WORK ITEM: Your answer should hold each line of the material that contains the word "Power".

THE DATA:
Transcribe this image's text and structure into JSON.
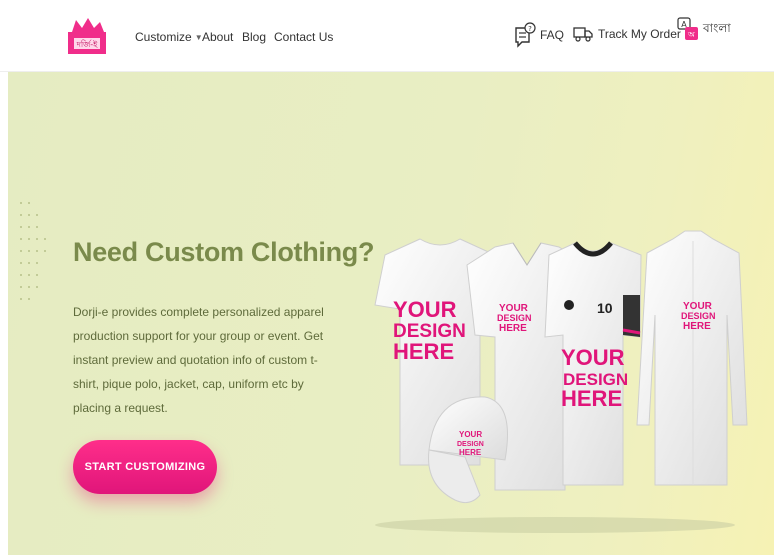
{
  "header": {
    "logo_text": "দর্জি-ই",
    "nav": [
      {
        "label": "Customize"
      },
      {
        "label": "About"
      },
      {
        "label": "Blog"
      },
      {
        "label": "Contact Us"
      }
    ],
    "right": {
      "faq_label": "FAQ",
      "track_label": "Track My Order",
      "lang_label": "বাংলা"
    }
  },
  "hero": {
    "title": "Need Custom Clothing?",
    "description": "Dorji-e provides complete personalized apparel production support for your group or event. Get instant preview and quotation info of custom t-shirt, pique polo, jacket, cap, uniform etc by placing a request.",
    "cta_label": "START CUSTOMIZING",
    "product_text": [
      "YOUR",
      "DESIGN",
      "HERE"
    ],
    "jersey_number": "10"
  },
  "colors": {
    "accent": "#e0157a",
    "headline": "#7a8a4b",
    "hero_bg": "#e6ecc2"
  }
}
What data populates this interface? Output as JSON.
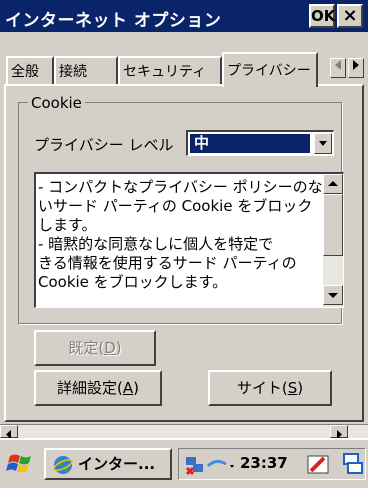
{
  "window": {
    "title": "インターネット オプション",
    "ok_label": "OK",
    "close_label": "×"
  },
  "tabs": [
    {
      "label": "全般"
    },
    {
      "label": "接続"
    },
    {
      "label": "セキュリティ"
    },
    {
      "label": "プライバシー"
    }
  ],
  "cookie_group": {
    "legend": "Cookie",
    "level_label": "プライバシー レベル",
    "level_value": "中",
    "description_lines": [
      "- コンパクトなプライバシー ポリシーのな",
      "いサード パーティの Cookie をブロック",
      "します。",
      "- 暗黙的な同意なしに個人を特定で",
      "きる情報を使用するサード パーティの",
      "Cookie をブロックします。"
    ]
  },
  "buttons": {
    "default_label": "既定",
    "default_key": "D",
    "advanced_label": "詳細設定",
    "advanced_key": "A",
    "sites_label": "サイト",
    "sites_key": "S"
  },
  "taskbar": {
    "task_label": "インター...",
    "clock": "23:37"
  },
  "colors": {
    "titlebar": "#0a246a",
    "face": "#d4d0c8",
    "selection": "#0a246a"
  }
}
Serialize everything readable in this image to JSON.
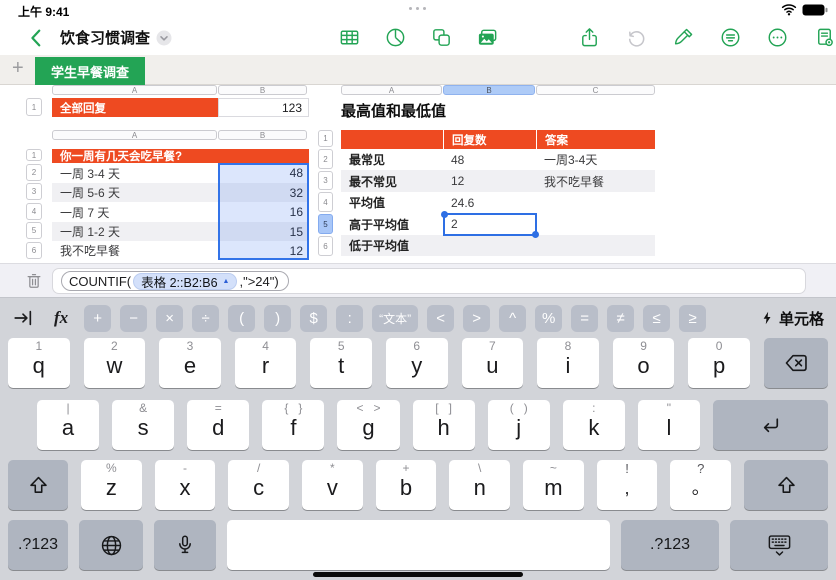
{
  "colors": {
    "accent_green": "#23A455",
    "header_red": "#EE4A21",
    "selection_blue": "#2E6FE4",
    "keyboard_bg": "#D2D4D9"
  },
  "status_bar": {
    "time": "上午 9:41"
  },
  "toolbar": {
    "title": "饮食习惯调查"
  },
  "tab_bar": {
    "add": "+",
    "active_tab": "学生早餐调查"
  },
  "sheet": {
    "table_totals": {
      "columns": [
        "A",
        "B"
      ],
      "row_num": "1",
      "label": "全部回复",
      "value": "123"
    },
    "table_survey": {
      "columns": [
        "A",
        "B"
      ],
      "header_num": "1",
      "header": "你一周有几天会吃早餐?",
      "rows": [
        {
          "num": "2",
          "label": "一周 3-4 天",
          "value": "48"
        },
        {
          "num": "3",
          "label": "一周 5-6 天",
          "value": "32"
        },
        {
          "num": "4",
          "label": "一周 7 天",
          "value": "16"
        },
        {
          "num": "5",
          "label": "一周 1-2 天",
          "value": "15"
        },
        {
          "num": "6",
          "label": "我不吃早餐",
          "value": "12"
        }
      ]
    },
    "table_stats": {
      "columns": [
        "A",
        "B",
        "C"
      ],
      "title": "最高值和最低值",
      "header_num": "1",
      "headers": {
        "b": "回复数",
        "c": "答案"
      },
      "rows": [
        {
          "num": "2",
          "label": "最常见",
          "b": "48",
          "c": "一周3-4天"
        },
        {
          "num": "3",
          "label": "最不常见",
          "b": "12",
          "c": "我不吃早餐"
        },
        {
          "num": "4",
          "label": "平均值",
          "b": "24.6",
          "c": ""
        },
        {
          "num": "5",
          "label": "高于平均值",
          "b": "2",
          "c": ""
        },
        {
          "num": "6",
          "label": "低于平均值",
          "b": "",
          "c": ""
        }
      ]
    }
  },
  "formula_bar": {
    "function": "COUNTIF(",
    "range_token": "表格 2::B2:B6",
    "token_arrow": "▲",
    "args": ",\">24\"",
    "close": ")"
  },
  "keyboard": {
    "accessory": {
      "fx_label": "fx",
      "symbols": [
        "+",
        "−",
        "×",
        "÷",
        "(",
        ")",
        "$",
        ":",
        "“文本”",
        "<",
        ">",
        "^",
        "%",
        "=",
        "≠",
        "≤",
        "≥"
      ],
      "cell_button": "单元格"
    },
    "row1": [
      {
        "m": "q",
        "a": "1"
      },
      {
        "m": "w",
        "a": "2"
      },
      {
        "m": "e",
        "a": "3"
      },
      {
        "m": "r",
        "a": "4"
      },
      {
        "m": "t",
        "a": "5"
      },
      {
        "m": "y",
        "a": "6"
      },
      {
        "m": "u",
        "a": "7"
      },
      {
        "m": "i",
        "a": "8"
      },
      {
        "m": "o",
        "a": "9"
      },
      {
        "m": "p",
        "a": "0"
      }
    ],
    "row2": [
      {
        "m": "a",
        "a": "|"
      },
      {
        "m": "s",
        "a": "&"
      },
      {
        "m": "d",
        "a": "="
      },
      {
        "m": "f",
        "a": "{   }"
      },
      {
        "m": "g",
        "a": "<   >"
      },
      {
        "m": "h",
        "a": "[   ]"
      },
      {
        "m": "j",
        "a": "(   )"
      },
      {
        "m": "k",
        "a": ":"
      },
      {
        "m": "l",
        "a": "\""
      }
    ],
    "row3": [
      {
        "m": "z",
        "a": "%"
      },
      {
        "m": "x",
        "a": "-"
      },
      {
        "m": "c",
        "a": "/"
      },
      {
        "m": "v",
        "a": "*"
      },
      {
        "m": "b",
        "a": "+"
      },
      {
        "m": "n",
        "a": "\\"
      },
      {
        "m": "m",
        "a": "~"
      }
    ],
    "punct": [
      {
        "m": ",",
        "a": "!"
      },
      {
        "m": "。",
        "a": "?"
      }
    ],
    "row4": {
      "sym1": ".?123",
      "sym2": ".?123"
    }
  }
}
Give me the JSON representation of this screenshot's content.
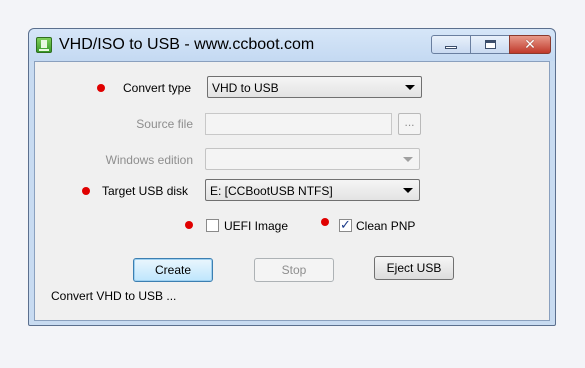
{
  "window": {
    "title": "VHD/ISO to USB - www.ccboot.com",
    "controls": {
      "minimize": "minimize",
      "maximize": "maximize",
      "close": "✕"
    }
  },
  "form": {
    "convert_type": {
      "label": "Convert type",
      "value": "VHD to USB",
      "required": true
    },
    "source_file": {
      "label": "Source file",
      "value": "",
      "browse_label": "...",
      "enabled": false
    },
    "windows_edition": {
      "label": "Windows edition",
      "value": "",
      "enabled": false
    },
    "target_usb_disk": {
      "label": "Target USB disk",
      "value": "E: [CCBootUSB NTFS]",
      "required": true
    },
    "uefi_image": {
      "label": "UEFI Image",
      "checked": false,
      "required": true
    },
    "clean_pnp": {
      "label": "Clean PNP",
      "checked": true,
      "check_glyph": "✓",
      "required": true
    }
  },
  "buttons": {
    "create": "Create",
    "stop": "Stop",
    "eject_usb": "Eject USB"
  },
  "status": {
    "text": "Convert VHD to USB ..."
  },
  "colors": {
    "required_dot": "#e00000",
    "disabled_text": "#8e8e8e"
  }
}
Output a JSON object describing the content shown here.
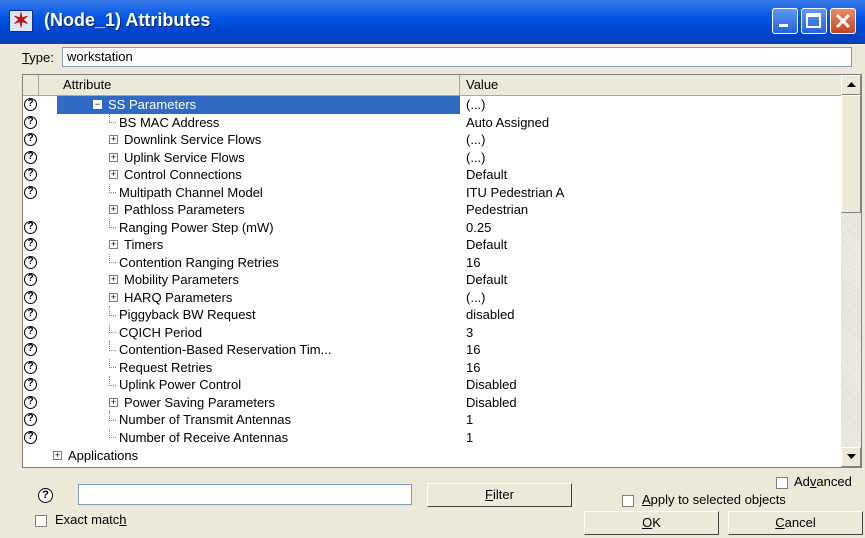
{
  "window": {
    "title": "(Node_1) Attributes",
    "titlebar_color": "#0055e5"
  },
  "type_row": {
    "label": "Type:",
    "value": "workstation"
  },
  "table": {
    "headers": {
      "attribute": "Attribute",
      "value": "Value"
    },
    "selection_color": "#316ac5",
    "rows": [
      {
        "attribute": "SS Parameters",
        "value": "(...)",
        "kind": "collapse",
        "help": true,
        "selected": true
      },
      {
        "attribute": "BS MAC Address",
        "value": "Auto Assigned",
        "kind": "leaf",
        "help": true
      },
      {
        "attribute": "Downlink Service Flows",
        "value": "(...)",
        "kind": "expand",
        "help": true
      },
      {
        "attribute": "Uplink Service Flows",
        "value": "(...)",
        "kind": "expand",
        "help": true
      },
      {
        "attribute": "Control Connections",
        "value": "Default",
        "kind": "expand",
        "help": true
      },
      {
        "attribute": "Multipath Channel Model",
        "value": "ITU Pedestrian A",
        "kind": "leaf",
        "help": true
      },
      {
        "attribute": "Pathloss Parameters",
        "value": "Pedestrian",
        "kind": "expand",
        "help": false
      },
      {
        "attribute": "Ranging Power Step (mW)",
        "value": "0.25",
        "kind": "leaf",
        "help": true
      },
      {
        "attribute": "Timers",
        "value": "Default",
        "kind": "expand",
        "help": true
      },
      {
        "attribute": "Contention Ranging Retries",
        "value": "16",
        "kind": "leaf",
        "help": true
      },
      {
        "attribute": "Mobility Parameters",
        "value": "Default",
        "kind": "expand",
        "help": true
      },
      {
        "attribute": "HARQ Parameters",
        "value": "(...)",
        "kind": "expand",
        "help": true
      },
      {
        "attribute": "Piggyback BW Request",
        "value": "disabled",
        "kind": "leaf",
        "help": true
      },
      {
        "attribute": "CQICH Period",
        "value": "3",
        "kind": "leaf",
        "help": true
      },
      {
        "attribute": "Contention-Based Reservation Tim...",
        "value": "16",
        "kind": "leaf",
        "help": true
      },
      {
        "attribute": "Request Retries",
        "value": "16",
        "kind": "leaf",
        "help": true
      },
      {
        "attribute": "Uplink Power Control",
        "value": "Disabled",
        "kind": "leaf",
        "help": true
      },
      {
        "attribute": "Power Saving Parameters",
        "value": "Disabled",
        "kind": "expand",
        "help": true
      },
      {
        "attribute": "Number of Transmit Antennas",
        "value": "1",
        "kind": "leaf",
        "help": true
      },
      {
        "attribute": "Number of Receive Antennas",
        "value": "1",
        "kind": "leaf",
        "help": true
      }
    ],
    "applications_row": "Applications",
    "help_glyph": "?",
    "expand_glyph": "+",
    "collapse_glyph": "−"
  },
  "bottom": {
    "advanced_label": "Advanced",
    "filter_button": "Filter",
    "apply_label": "Apply to selected objects",
    "exact_match_label": "Exact match",
    "ok_button": "OK",
    "cancel_button": "Cancel",
    "search_value": ""
  }
}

ANSWER TO THIS PROBLEM:
        "attribute": "Ranging Power Step (mW)",
        "attribute": "Uplink Power Control",
        "attribute": "Power Saving Parameters",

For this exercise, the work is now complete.